Advance Directive (also called Power of Attorney, Health Care Proxy) These are documents that are effective during your lifetime. Spouses usually name each other to make decisions for them, with successor agents to act in the event that the spouse is unable. While you can name one or more co-agents on the Power of Attorney, only one person can act at a time under a Health Care Proxy in New York. Successor agents are critical and should be identified, together with their appropriate contact information.
Living Will A living will is a directive authorizing your agent to withhold certain life-sustaining measures (such as artificial respiration, CPR, resuscitation) in the event that you are suffering from a condition from which you will not recover. Absence of a Living Will does not mean that the agent cannot make those decisions, however, the Living Will gives the health care agent the comfort, assurance, and authority to make those decisions in the event of a dispute with another family member or the hospital or health care professionals.

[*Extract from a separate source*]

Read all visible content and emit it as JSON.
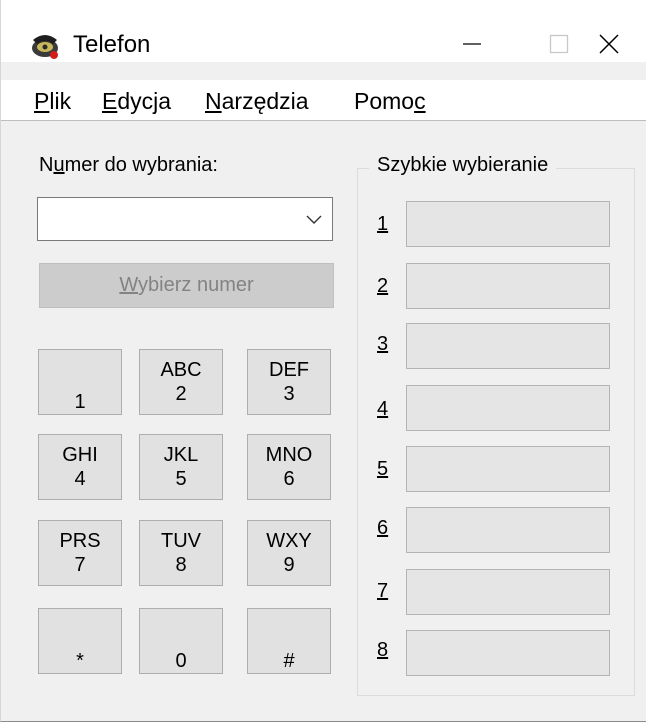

Special Bequests You should identify any specific items such as art, valuable books, collections, jewelry, heirlooms, or outright monetary bequests that you want to be given to certain individuals, and specify them in your will. New York does not recognize personal property memoranda that are outside the will. It is at the discretion of the Executor whether to honor them, but are non-binding.
Taker of Last Resort and Common Disaster Clause If both spouses and children pass away, where will the money go? Typically it goes to parents, siblings, nieces, and nephews. However, consider the situation of those people – leaving money to your parents could disrupt their own long-term planning needs and any Medicaid or other government benefits they might be receiving.